Problem:
Write only how many lines in this data include "Meta".

□ □ □ □

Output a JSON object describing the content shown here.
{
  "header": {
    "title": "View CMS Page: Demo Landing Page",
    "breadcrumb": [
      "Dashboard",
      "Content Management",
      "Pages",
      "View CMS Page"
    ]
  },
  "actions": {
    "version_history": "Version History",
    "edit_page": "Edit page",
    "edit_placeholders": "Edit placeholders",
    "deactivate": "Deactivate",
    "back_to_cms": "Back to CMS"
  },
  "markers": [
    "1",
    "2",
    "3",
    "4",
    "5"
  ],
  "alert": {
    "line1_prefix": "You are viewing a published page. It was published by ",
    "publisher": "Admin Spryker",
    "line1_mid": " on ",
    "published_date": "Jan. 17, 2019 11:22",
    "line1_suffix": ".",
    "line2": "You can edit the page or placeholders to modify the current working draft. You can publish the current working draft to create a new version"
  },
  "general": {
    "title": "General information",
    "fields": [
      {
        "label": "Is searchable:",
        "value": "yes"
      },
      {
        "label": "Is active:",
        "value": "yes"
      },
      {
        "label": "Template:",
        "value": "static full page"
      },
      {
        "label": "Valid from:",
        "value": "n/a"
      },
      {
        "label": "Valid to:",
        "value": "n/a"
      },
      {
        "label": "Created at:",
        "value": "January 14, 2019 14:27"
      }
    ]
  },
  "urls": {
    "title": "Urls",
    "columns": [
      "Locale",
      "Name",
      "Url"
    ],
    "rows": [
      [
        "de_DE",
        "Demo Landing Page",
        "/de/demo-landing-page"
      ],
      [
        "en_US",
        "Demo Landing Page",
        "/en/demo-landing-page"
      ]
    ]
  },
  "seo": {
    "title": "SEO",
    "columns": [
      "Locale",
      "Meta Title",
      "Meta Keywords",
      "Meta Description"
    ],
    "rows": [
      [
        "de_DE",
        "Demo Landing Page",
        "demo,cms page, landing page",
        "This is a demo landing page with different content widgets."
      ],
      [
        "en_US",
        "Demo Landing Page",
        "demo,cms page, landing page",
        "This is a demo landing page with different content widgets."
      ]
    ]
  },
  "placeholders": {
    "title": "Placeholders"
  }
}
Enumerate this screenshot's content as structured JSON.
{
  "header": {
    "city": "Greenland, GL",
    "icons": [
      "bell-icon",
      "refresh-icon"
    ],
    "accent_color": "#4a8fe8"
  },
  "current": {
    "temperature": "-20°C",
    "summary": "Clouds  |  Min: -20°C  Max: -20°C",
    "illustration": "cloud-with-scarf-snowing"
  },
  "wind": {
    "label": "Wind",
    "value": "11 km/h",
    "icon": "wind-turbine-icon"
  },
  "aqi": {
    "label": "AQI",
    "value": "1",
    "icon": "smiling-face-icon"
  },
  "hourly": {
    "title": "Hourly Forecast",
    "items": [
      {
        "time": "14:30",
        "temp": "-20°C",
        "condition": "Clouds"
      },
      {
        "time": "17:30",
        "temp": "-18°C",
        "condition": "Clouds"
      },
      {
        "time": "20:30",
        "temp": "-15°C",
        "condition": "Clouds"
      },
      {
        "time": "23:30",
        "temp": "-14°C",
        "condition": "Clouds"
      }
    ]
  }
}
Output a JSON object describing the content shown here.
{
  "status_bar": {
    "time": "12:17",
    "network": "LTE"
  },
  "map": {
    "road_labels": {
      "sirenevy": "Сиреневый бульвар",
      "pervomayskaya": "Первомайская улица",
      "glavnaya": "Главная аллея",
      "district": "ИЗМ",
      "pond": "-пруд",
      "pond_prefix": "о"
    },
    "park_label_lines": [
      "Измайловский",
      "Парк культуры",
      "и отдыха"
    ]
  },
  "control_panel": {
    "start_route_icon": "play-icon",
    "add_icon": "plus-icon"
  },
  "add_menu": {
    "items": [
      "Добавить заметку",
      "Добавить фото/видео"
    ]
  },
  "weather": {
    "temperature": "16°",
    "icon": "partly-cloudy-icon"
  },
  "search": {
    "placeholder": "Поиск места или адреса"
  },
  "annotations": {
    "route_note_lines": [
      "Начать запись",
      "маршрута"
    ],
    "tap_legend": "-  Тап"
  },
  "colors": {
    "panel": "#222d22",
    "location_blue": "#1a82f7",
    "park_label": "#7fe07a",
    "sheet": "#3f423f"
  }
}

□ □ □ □

Your response:
3